The brown widow spider has a distinctive hourglass-shaped mark on its belly that is tan or orange in colour. Photo: TNS
A poisonous spider, once confined to Africa, is slowly spreading around the globe. And it has found its way to Malaysian shores.
The brown widow spider (Latrodectus geometricus) is now confirmed to exist in Penang, Selangor and Johor, after Universiti Malaya (UM) scientists studied the physical features and DNA bar-coding of samples.
In Penang, the 1cm-long spiders had infested homes in a newly completed housing estate in Bukit Mertajam. The developer was advised to fumigate the area. In Selangor, the spiders found a home on a student’s bicycle in Serdang and on furniture in a mamak stall in Bandar Sunway. In Johor, they were found in the hinges of a car door.
These sightings were made in 2011 and 2012, and the results were recently published in the Journal Of Venomous Animals And Toxins Including Tropical Diseases.
The latest reported sighting was four months ago, when the UM scientists received a spider sample collected from Sungai Buloh from the Selangor Health Department for identification as it was unusual-looking, and it turned out to be the brown widow.
The brown widow spider is among the 30 species of the genus Latrodectus. They earned the name “widow” because the female supposedly eats the male after mating. However, this behaviour has been only conclusively documented for one species, the red-backed spider (Latrodectus hasselti) that is found in Australia, New Zealand and Japan.
The name widow spider instantly strikes fear as their venom has gained them notoriety. But while bites from the black widow (Latrodectus mactans, found in North America) can be fatal, they have led to deaths in less than 1% of cases. Deaths from injection of venom (envenomation) from the brown spider is less-known.
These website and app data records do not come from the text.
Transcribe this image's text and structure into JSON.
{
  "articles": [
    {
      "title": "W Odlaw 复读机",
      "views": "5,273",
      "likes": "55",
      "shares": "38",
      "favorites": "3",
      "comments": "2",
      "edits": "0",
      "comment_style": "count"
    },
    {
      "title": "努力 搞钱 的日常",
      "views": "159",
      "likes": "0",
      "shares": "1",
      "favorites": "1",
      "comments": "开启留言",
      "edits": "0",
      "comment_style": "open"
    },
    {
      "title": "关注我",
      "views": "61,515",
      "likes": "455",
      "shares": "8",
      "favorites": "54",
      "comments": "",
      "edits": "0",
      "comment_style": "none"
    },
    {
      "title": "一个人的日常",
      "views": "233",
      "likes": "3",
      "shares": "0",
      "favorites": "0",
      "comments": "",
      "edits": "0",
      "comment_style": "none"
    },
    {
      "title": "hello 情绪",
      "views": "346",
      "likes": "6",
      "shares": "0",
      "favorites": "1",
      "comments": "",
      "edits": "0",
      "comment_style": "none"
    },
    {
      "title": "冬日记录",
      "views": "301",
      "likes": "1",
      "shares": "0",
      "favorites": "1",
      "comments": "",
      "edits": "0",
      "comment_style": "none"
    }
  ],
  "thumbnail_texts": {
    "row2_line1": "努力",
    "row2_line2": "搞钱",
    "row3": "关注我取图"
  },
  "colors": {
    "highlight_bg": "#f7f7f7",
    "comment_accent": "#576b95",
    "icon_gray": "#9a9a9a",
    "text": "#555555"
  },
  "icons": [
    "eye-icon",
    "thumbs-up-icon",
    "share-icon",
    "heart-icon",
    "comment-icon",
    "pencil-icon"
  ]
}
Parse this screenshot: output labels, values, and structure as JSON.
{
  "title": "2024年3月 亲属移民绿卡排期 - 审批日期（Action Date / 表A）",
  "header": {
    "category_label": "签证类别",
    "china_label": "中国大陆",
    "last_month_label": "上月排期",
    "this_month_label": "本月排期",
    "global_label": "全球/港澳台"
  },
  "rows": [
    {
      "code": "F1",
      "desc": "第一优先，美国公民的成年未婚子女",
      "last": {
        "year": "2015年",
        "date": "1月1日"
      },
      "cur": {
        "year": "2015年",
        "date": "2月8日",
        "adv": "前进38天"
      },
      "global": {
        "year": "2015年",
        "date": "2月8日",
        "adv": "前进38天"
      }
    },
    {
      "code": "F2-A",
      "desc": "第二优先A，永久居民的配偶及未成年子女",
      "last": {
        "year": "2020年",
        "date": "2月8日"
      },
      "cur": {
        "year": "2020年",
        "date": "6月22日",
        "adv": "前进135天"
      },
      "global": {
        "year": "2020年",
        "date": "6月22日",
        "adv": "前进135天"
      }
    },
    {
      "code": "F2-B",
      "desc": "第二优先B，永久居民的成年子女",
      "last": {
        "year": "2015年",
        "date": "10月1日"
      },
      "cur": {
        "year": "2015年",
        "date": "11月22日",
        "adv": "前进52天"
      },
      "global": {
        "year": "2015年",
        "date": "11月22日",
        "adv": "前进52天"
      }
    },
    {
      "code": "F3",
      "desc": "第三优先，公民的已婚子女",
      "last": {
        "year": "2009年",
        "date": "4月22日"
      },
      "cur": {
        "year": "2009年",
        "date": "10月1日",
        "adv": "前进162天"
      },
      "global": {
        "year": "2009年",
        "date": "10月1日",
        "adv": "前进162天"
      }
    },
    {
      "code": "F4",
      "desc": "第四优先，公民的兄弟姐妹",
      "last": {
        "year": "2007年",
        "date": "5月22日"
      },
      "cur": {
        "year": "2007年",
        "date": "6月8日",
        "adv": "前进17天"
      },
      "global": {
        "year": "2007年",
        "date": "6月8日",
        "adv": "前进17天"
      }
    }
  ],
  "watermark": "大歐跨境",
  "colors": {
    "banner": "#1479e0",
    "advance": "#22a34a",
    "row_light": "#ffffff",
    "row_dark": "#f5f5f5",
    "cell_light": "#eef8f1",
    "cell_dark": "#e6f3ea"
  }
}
A case was reported in Madagascar in 1991 but it remains in question.
Mustakiza Muslimin, co-author of the paper, says that save for two species, all spiders are venomous. But not all of these cause harm to humans. The brown widow is known to be non-aggressive and only bites when threatened. Like most widow spiders, it avoids people and if disturbed, retracts its legs and play dead.
Lead author Dr Noraishah Mydin Abdul Aziz says the venom of the brown widow is actually more potent than the black widow’s but because it is less able to bite through the skin, this bring cases of injection of venom to almost nil. “The worrying thing is if someone develops an allergic reaction from the bite,” says the senior lecturer in the department of parasitology, UM faculty of medicine.
Nevertheless, she adds that the presence of the brown widow here is a concern and should be monitored. “People should be aware that they’re found here and know what they look like. But there has been no reports of people suffering severe pain from a spider bite.”
The brown widow spider is highly adaptable and has found niches in 58 countries. They very likely “hitchhiked” in shipping containers into south and north America, the Middle East, Central Asia, Indonesia, the Philippines, Singapore, Malaysia, Japan and Australia. They have yet to be reported in Europe, with the exception of Turkey.
The ones seen here are similar to those from port cities in Japan, so they probably originated from there. Selangor also has one form with a spherical abdomen that is similar to those seen in India and Brazil.
Dr John-James Wilson who identified the species using DNA bar-coding, believes the brown widows are likely to have spread beyond the three states but this goes unreported because people do not recognise them.
“We want the general public to be aware of it. If someone is bitten, it’s possible that it might be the brown widow since it’s found here now. Doctors can give the right treatment if we know what spider it is.” He adds that there should be websites to help the public identify harmful spiders, such as seen in the United States.
Spiders have generally been poorly studied, but the UM team is changing that. The scientists have been studying all kinds of spiders to document their diversity and to see how they can be of help to us. Noraishah says as spiders feed on mosquitoes, there is a lower incidence of mosquito-borne diseases in places with big spider populations. There is also research that shows the potential of spider venom in treating heart diseases.
“There are many ways in which they affect our daily lives, and it could be important, for example, in controlling mosquito populations. We don’t know until we study them,” says Wilson.
The scientists have observed jumping spiders feeding on the brown widow, so there is a possibility of some sort of bio-control. This will be the subject of future research.
How to protect yourself?
So how can people protect themselves from this spider? The scientists say the simplest way is to keep your home clean and free of cobwebs. Insect repellent also works. Kill the spiders and destroy their egg sacs if found inside the home or garden. And learn to identify the species, which has distinctive features:
> Dome- or round-shaped abdomen which is much larger than the head
> Thick dark bands on the leg joints
> Hourglass-shaped marking on the belly, seen in all widow spiders
> Spiky egg sacs
If you think you’ve spotted a brown widow spider, email: firstname.lastname@example.org or email@example.com